As a kid I remember going to my elementary library and seeing a book series that was unlike anything else on the shelves. Scary Stories to Tell in the Dark is just terrifying for a young mind to read, and yet I couldn’t get enough of it. While the stories themselves could range from a alright spook to bone chilling, it was those insane illustrations that really burned an imprint into my mind. So seeing that it was getting a movie adaptation always interested me. Now as an older and more experienced horror fan, could this be more than just your average scary nonsense flick?
It’s way more than that. This is one of the most interesting and legitimately scary movies I’ve seen in a long time. But fear is subjective, there are plenty of people who will watch this and not feel a thing. There are several “stories” that play out during the course of the film, and they specifically target different characters and amplify their fear until a conclusion, sometimes ending in death. This movie isn’t afraid to get really messed up, sometimes making the audience gag or scream out. All under a really good sense of suspense, without the need for blood or gore.
It’s Halloween, 1968. The Vietnam War is raging and a the country is in the middle of a new presidential election. So what can a group of young kids and their new friend do on a night like this? Go to the towns local haunted house, of course. Inside Stella (Zoe Colletti) finds a book of scary stories written by Sarah Billows, a girl who was locked away by her family and never seen by the world outside. Curiosity quickly turns into a nightmare as the book starts to write itself and the stories within become real. One by one the book targets the kids who entered the home and they have to find a way to stop it before all of them become nothing more than just another character who dies in a book.
This idea has a lot in common with IT. Group of kids trying to survive an entity that preys upon their inner fears. While IT is a pre-established narrative about the group of kids and their backstories, Scary Stories to Tell in the Dark has to work from the ground up to create a plot around the stories originally in the books. To it’s credit, the writers were able to come up with a really smart way to not only make the group of kids fun to watch, but also have the setting and the stories themselves have a deeper focus.
The time period is not random, they choose for it have this overarching theme of dread as the nation gets ready for a new president and what will come next. Our hero’s run away from a threat no one else can understand, but the town around them is watching what happens with TV’s constantly updating them on what is coming. From a book series that doesn’t have a plot to it, this is one of the smartest ways to incorporate setting as a character.
The scary stories is what we all remember though, so how do they translate onto the big screen? Of course, they are not direct adaptations from the books. And fear is subjective, some of the “stories” are going to hit home with some more than others. Scary Stories has a really good sense of suspense, each scare works relatively well and as a film that focuses on trying to scare it’s audience, this is one of the best examples of horror in years. You just don’t know what the next scene is going to bring and that makes it all the more terrifying. Harold, The Red Spot, The Jangly Man, these are classic tales from the books that are really well done and actually make sense to be in this film, for that I give this film a round of applause.

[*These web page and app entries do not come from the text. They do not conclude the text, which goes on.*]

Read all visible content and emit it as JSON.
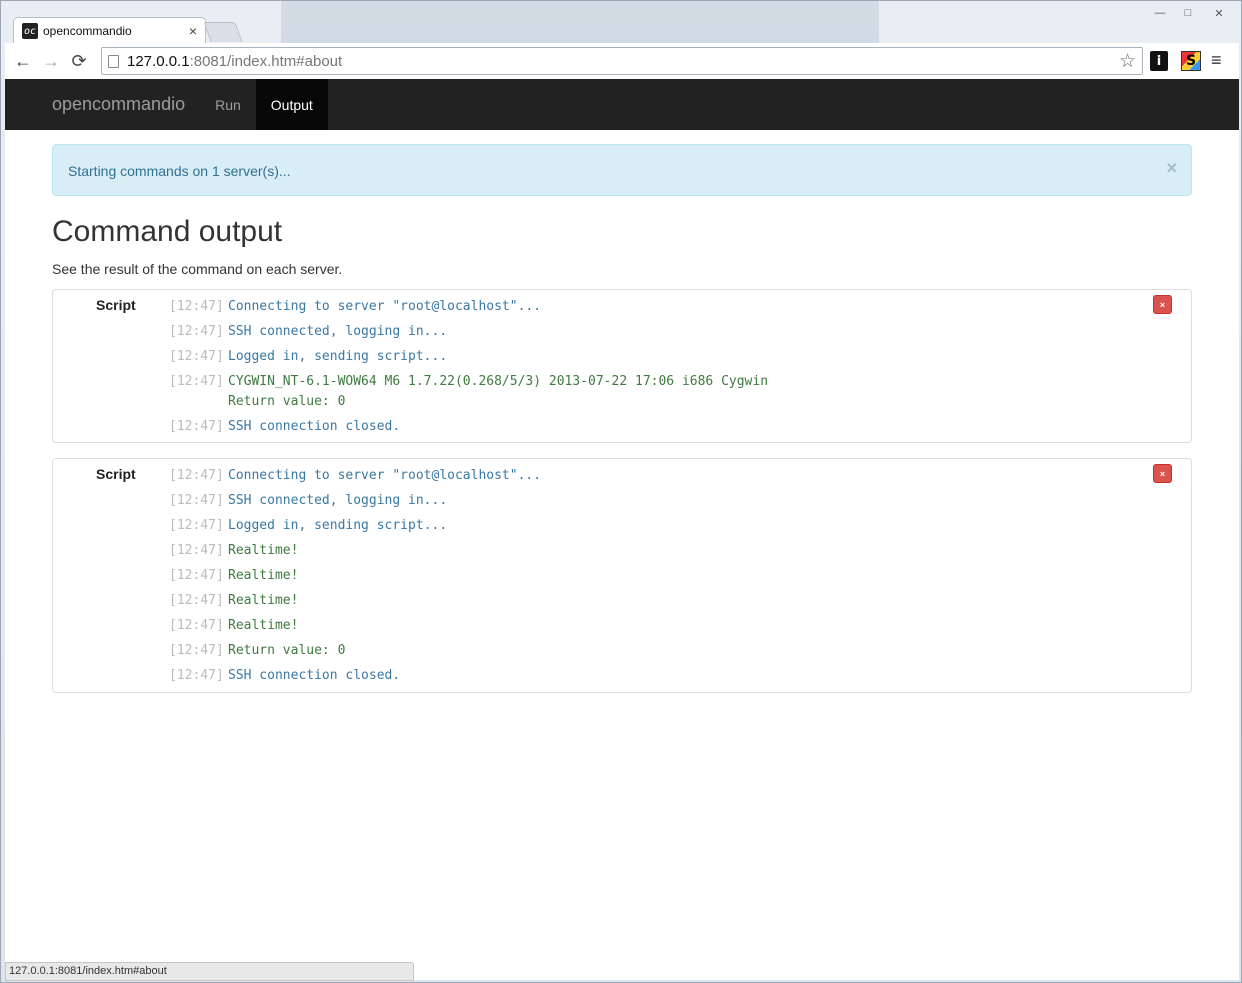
{
  "browser": {
    "tab_title": "opencommandio",
    "tab_close": "×",
    "favicon_text": "oc",
    "window_controls": [
      "—",
      "□",
      "✕"
    ],
    "nav": {
      "back": "←",
      "forward": "→",
      "reload": "⟳"
    },
    "url_host": "127.0.0.1",
    "url_rest": ":8081/index.htm#about",
    "bookmark_icon": "☆",
    "extensions": [
      "i",
      "S"
    ],
    "menu_icon": "≡",
    "status_url": "127.0.0.1:8081/index.htm#about"
  },
  "app": {
    "brand": "opencommandio",
    "nav": [
      {
        "label": "Run",
        "active": false
      },
      {
        "label": "Output",
        "active": true
      }
    ]
  },
  "alert": {
    "message": "Starting commands on 1 server(s)...",
    "close": "×"
  },
  "page": {
    "title": "Command output",
    "subtitle": "See the result of the command on each server."
  },
  "panels": [
    {
      "label": "Script",
      "remove": "×",
      "lines": [
        {
          "ts": "[12:47]",
          "msg": "Connecting to server \"root@localhost\"...",
          "kind": "info"
        },
        {
          "ts": "[12:47]",
          "msg": "SSH connected, logging in...",
          "kind": "info"
        },
        {
          "ts": "[12:47]",
          "msg": "Logged in, sending script...",
          "kind": "info"
        },
        {
          "ts": "[12:47]",
          "msg": "CYGWIN_NT-6.1-WOW64 M6 1.7.22(0.268/5/3) 2013-07-22 17:06 i686 Cygwin\nReturn value: 0",
          "kind": "out"
        },
        {
          "ts": "[12:47]",
          "msg": "SSH connection closed.",
          "kind": "info"
        }
      ]
    },
    {
      "label": "Script",
      "remove": "×",
      "lines": [
        {
          "ts": "[12:47]",
          "msg": "Connecting to server \"root@localhost\"...",
          "kind": "info"
        },
        {
          "ts": "[12:47]",
          "msg": "SSH connected, logging in...",
          "kind": "info"
        },
        {
          "ts": "[12:47]",
          "msg": "Logged in, sending script...",
          "kind": "info"
        },
        {
          "ts": "[12:47]",
          "msg": "Realtime!",
          "kind": "out"
        },
        {
          "ts": "[12:47]",
          "msg": "Realtime!",
          "kind": "out"
        },
        {
          "ts": "[12:47]",
          "msg": "Realtime!",
          "kind": "out"
        },
        {
          "ts": "[12:47]",
          "msg": "Realtime!",
          "kind": "out"
        },
        {
          "ts": "[12:47]",
          "msg": "Return value: 0",
          "kind": "out"
        },
        {
          "ts": "[12:47]",
          "msg": "SSH connection closed.",
          "kind": "info"
        }
      ]
    }
  ]
}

Alright, time to talk about it. I see a lot of horror movies and read a lot of scary books. You could say I am a horror junkie, and I am always looking for that next scare. When it comes to “what scares me” it’s a really limited list. Black (or “missing”) eyes, the idea that something can see you without looking at you is really freaking scary. Soft whispering, I CAN NOT stand soft whispers in my ear. That’s a hard nope from me, can’t do it. And finally, the inescapable reality of death coming towards you. You can run, and you might be faster than what is coming after you, but no matter what you will somehow fall victim to your monster. The Pale Lady is the perfect combination of all those things. Even the book version of this thing didn’t actually get to me as a kid, but here it is the physical representation of my worst nightmare. It doesn’t scream, or run, or even seem all that menacing. During this scene I was openly not OK with what was happening. Jump scares are one thing, a quick bolt of fear and then resolution. Here, it’s the slow build of dread until it is all over.
Again, fear is subjective. The Pale Lady is my nightmare put on screen, but I have seen others say they thought she wasn’t all that scary. They point out other monsters or moments that actually got them squeamish, and that is understandable. There are other moments here that still got me uncomfortable, which is shocking for a movie more aimed towards a younger audience who can still read the books. For a movie to cover that much ground and still have really good characters and an interesting story, that is impressive. It has some problems with exposition dumping, these are brand new characters that need to explain their past in a short amount of time. so at times you feel rushed into knowing more about them than you were prepared for. But that is a small gripe in a movie that is very entertaining, fun, and most importantly, scary.
Will you become the next story in the book?